**Exercise goal:** Lines holding the string "머티리얼" are the ones to copy; find them all in the data.

[Page and application data records]
-.-.-

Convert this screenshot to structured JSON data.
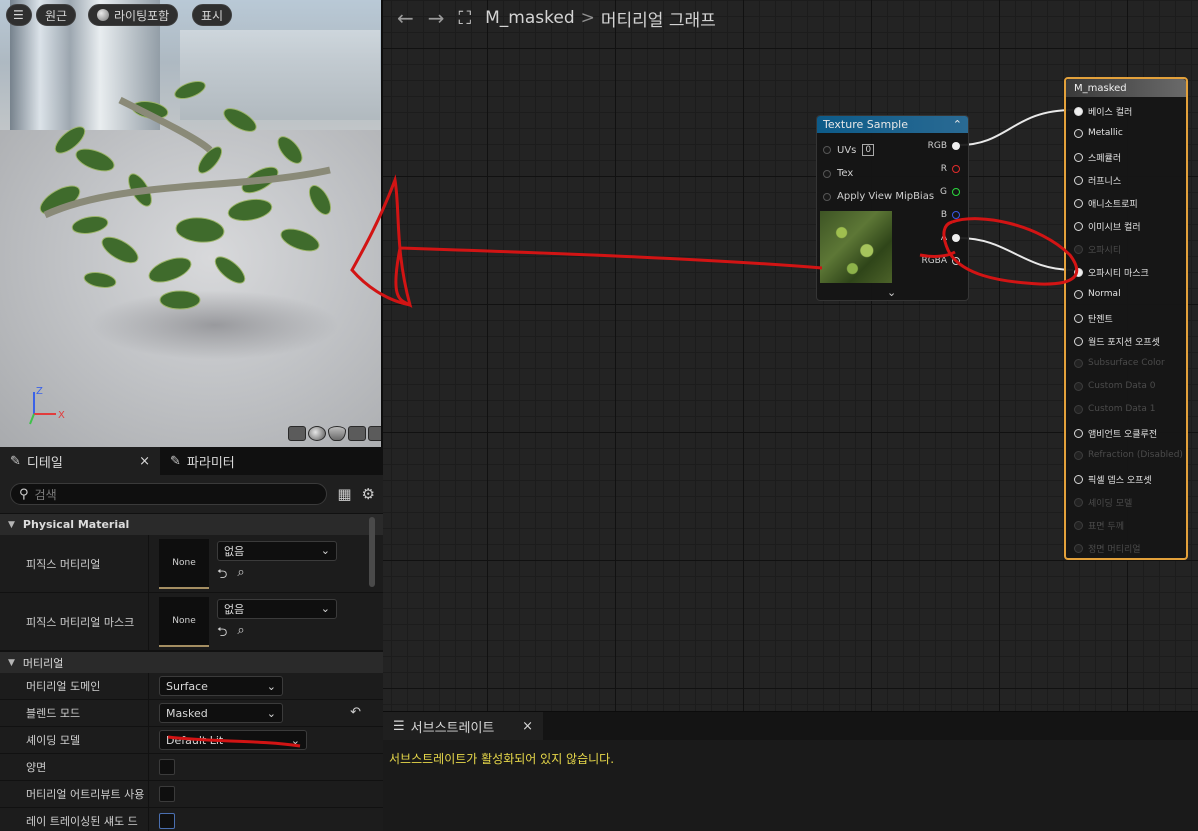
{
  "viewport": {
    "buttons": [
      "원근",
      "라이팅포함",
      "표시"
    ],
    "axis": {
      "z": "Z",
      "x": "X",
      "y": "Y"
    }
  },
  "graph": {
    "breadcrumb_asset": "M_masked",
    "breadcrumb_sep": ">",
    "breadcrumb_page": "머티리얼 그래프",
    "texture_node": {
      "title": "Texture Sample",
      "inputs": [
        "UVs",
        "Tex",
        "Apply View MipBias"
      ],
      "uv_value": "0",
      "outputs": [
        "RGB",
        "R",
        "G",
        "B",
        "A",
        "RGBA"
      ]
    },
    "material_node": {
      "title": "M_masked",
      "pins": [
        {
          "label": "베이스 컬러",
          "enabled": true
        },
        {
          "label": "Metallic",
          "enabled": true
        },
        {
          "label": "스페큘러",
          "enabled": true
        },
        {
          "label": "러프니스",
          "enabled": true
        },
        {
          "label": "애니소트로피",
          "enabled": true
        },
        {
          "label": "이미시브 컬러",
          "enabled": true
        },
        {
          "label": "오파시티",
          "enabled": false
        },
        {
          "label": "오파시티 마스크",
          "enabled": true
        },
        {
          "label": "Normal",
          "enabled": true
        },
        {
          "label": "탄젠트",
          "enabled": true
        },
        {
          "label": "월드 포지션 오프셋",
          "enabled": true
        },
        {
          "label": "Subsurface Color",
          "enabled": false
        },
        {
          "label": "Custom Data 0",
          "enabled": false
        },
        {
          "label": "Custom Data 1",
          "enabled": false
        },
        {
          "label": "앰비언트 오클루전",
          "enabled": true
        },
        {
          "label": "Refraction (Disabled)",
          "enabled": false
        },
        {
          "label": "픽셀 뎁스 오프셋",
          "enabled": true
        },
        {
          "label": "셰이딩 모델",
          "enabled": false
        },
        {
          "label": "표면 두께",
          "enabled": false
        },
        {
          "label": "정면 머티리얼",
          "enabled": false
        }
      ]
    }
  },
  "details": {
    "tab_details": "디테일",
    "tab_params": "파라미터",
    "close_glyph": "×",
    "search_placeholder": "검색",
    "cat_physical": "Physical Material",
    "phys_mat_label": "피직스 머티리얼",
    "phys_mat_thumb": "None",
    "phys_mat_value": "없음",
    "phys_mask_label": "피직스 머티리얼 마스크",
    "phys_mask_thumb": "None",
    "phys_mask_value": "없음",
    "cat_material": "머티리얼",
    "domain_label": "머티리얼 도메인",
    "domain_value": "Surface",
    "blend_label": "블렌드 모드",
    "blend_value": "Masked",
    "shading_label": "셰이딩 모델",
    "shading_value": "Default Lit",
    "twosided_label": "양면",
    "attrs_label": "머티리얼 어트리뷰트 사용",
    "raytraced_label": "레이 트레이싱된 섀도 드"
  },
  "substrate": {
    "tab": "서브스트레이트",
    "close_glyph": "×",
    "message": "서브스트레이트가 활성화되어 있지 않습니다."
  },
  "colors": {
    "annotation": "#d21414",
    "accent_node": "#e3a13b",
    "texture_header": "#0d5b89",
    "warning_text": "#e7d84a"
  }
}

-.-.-

**Written response:**
    "breadcrumb_page": "머티리얼 그래프",
          "label": "정면 머티리얼",
    "phys_mat_label": "피직스 머티리얼",
    "phys_mask_label": "피직스 머티리얼 마스크",
    "cat_material": "머티리얼",
    "domain_label": "머티리얼 도메인",
    "attrs_label": "머티리얼 어트리뷰트 사용",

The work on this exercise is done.